The Crown’s long overdue Māori language strategy was finally released on Thursday at Te Matatini by Prime Minister, Jacinda Arden. Our review of this strategy is provided on page 2 (access subscriber only). Using our standard assessment rubric we consider it of marginal quality in that is reads as partially effective in issue and goal identification, but does have some gaps in analytics. Most prominently, this strategy is not about new, deep water navigation: it’s a ‘keep it steady, and stay close to shore’ approach for Te Reo revitalisation. We advise more than that is needed, and note despite the various goal and outcome statements, no new investment to achieve anything different is attached.
The Whānau Ora review was commissioned in May last year. The result is this 100+ page report which essentially reaches the view that, despite there not being enough time yet to be assured of the durability of outcomes, overall Whānau Ora works as it should; and therefore Government ought to gear up to establish more commissioning agencies, and provide more funding to the initiative. Issues around service fit (i.e. dealing with crisis matters rather than being focused on enabling whānau), and deficiencies in State sector support are saliently noted. Our fuller review is provided from page 6 (access subscriber only), with our overall conclusion being that it’s a good report, but still needs policy work to really address the questions that prompted a review in the first place. That is, the report is a positive service performance review, but is not a reflective review of overall service design.

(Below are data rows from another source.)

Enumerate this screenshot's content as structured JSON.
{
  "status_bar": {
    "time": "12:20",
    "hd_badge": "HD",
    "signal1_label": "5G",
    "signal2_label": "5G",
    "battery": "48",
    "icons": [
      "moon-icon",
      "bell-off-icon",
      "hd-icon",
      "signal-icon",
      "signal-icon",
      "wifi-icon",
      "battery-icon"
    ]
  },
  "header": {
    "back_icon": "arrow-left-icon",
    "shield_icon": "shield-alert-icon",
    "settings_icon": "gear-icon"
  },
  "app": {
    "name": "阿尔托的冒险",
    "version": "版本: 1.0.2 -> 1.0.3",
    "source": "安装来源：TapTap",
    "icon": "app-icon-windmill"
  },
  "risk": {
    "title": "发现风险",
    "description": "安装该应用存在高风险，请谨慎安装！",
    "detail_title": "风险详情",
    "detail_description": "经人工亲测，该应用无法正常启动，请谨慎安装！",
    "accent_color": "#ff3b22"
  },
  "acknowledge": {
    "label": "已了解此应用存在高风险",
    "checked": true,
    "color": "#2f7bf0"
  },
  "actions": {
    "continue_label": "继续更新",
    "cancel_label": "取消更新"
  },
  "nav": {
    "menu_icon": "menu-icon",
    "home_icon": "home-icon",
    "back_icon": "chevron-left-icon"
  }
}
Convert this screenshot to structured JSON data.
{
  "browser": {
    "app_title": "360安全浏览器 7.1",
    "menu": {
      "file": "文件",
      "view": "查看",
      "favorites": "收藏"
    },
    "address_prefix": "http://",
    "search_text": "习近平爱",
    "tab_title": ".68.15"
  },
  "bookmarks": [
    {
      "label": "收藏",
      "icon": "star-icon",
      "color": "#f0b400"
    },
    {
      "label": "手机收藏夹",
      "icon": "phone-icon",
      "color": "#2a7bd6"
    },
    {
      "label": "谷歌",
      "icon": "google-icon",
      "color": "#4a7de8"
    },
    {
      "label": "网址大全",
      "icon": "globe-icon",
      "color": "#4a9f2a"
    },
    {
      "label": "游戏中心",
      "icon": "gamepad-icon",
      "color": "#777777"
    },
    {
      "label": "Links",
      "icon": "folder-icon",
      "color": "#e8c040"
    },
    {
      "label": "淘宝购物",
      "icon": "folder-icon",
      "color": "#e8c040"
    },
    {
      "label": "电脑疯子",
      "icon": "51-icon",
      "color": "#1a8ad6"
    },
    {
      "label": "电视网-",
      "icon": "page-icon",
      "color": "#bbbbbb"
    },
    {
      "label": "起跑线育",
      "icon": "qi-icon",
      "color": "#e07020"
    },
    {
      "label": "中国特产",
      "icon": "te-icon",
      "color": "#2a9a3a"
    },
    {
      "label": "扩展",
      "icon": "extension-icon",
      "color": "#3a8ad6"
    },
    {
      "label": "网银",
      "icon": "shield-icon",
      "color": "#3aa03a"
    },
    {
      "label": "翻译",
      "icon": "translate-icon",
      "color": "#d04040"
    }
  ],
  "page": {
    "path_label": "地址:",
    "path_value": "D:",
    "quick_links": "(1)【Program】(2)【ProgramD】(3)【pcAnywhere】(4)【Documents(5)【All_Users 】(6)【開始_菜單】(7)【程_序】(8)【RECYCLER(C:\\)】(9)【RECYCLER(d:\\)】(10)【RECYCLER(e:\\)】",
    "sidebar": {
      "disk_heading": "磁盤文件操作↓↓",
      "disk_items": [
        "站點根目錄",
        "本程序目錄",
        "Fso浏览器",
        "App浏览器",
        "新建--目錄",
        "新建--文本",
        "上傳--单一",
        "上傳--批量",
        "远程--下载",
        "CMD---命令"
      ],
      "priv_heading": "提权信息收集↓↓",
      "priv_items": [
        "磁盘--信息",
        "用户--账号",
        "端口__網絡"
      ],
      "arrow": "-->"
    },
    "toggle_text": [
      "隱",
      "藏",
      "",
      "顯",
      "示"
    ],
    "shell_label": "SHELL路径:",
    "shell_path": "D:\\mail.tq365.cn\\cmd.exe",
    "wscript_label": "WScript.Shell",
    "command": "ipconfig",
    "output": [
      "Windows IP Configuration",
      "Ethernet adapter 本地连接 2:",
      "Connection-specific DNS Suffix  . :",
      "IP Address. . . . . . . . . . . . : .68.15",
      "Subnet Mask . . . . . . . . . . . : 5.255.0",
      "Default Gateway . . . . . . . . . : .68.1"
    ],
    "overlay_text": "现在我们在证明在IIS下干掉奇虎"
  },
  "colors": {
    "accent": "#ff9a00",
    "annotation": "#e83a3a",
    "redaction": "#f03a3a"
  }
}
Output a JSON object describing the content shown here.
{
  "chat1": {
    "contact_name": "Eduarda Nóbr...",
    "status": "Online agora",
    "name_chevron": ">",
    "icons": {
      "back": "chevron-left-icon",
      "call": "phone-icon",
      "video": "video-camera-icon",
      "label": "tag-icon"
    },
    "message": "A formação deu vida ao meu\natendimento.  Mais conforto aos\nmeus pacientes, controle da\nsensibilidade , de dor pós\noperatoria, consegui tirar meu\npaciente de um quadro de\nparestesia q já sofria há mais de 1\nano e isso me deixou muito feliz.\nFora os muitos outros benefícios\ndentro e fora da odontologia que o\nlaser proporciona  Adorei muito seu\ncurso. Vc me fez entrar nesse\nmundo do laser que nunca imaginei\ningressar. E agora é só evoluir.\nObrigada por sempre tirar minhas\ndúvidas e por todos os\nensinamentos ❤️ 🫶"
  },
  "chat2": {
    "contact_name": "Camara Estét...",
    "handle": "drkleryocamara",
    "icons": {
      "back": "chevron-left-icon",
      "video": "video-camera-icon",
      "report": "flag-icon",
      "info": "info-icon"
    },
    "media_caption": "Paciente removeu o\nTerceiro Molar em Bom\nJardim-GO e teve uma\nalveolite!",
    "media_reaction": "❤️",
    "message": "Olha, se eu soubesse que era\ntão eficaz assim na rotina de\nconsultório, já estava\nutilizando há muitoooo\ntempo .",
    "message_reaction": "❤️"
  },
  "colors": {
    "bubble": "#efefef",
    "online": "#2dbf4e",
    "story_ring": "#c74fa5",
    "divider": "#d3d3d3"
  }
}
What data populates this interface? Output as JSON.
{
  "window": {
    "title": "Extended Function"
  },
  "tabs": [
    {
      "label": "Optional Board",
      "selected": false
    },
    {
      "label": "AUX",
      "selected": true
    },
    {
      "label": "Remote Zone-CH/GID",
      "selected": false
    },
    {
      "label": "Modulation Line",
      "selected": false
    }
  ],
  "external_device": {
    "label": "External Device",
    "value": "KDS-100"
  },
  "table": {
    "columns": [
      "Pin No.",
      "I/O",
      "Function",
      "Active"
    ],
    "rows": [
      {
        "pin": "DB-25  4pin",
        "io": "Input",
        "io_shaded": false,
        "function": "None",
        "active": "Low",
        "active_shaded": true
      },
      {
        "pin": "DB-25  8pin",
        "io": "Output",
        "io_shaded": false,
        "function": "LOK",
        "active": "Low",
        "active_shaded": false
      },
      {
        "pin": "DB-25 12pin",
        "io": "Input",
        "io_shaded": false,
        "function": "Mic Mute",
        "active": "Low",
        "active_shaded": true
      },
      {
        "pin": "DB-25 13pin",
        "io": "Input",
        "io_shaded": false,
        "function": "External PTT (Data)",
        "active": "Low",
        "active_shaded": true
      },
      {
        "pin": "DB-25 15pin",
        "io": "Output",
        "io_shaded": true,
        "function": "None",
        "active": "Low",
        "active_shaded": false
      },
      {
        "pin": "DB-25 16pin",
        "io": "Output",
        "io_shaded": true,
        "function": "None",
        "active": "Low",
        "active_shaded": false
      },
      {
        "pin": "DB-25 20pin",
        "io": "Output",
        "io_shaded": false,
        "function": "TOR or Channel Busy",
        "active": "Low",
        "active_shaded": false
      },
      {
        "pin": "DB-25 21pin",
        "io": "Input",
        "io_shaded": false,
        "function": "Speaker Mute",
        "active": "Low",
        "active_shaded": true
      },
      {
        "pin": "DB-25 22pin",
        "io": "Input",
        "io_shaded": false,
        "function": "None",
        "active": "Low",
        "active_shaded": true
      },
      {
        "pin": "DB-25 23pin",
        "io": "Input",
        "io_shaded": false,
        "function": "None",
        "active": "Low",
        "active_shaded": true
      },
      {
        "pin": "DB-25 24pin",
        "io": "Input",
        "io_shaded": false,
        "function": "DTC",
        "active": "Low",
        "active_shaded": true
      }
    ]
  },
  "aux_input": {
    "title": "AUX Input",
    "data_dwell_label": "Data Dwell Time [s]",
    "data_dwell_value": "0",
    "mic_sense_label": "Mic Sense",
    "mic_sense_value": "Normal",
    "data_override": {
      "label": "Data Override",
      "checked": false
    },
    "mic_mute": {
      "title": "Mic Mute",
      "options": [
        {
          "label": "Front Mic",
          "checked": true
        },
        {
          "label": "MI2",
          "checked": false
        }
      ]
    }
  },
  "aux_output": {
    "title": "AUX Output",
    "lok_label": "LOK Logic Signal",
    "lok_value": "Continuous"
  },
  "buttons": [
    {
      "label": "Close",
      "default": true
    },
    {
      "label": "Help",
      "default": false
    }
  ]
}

As noted, tax is the main economic issue being discussed this week; with the release of the second and final report of the Government’s Tax Working Group. There is much discussion on the rights and wrongs of capital gains tax by political and media commenters, and this issue has a whole second volume report attached. In the main report, however, there is clear consideration of Māori worldviews, and a considered view on the taxation of Māori land is given. Retaining and improving the current Māori land tax regime – 17.5% on returns – is recommended. Further, resolving Māori rights and interests in freshwater is seen as a prerequisite step for any water tax too. Our review covers these matters, refer to page 9. (access subscriber only)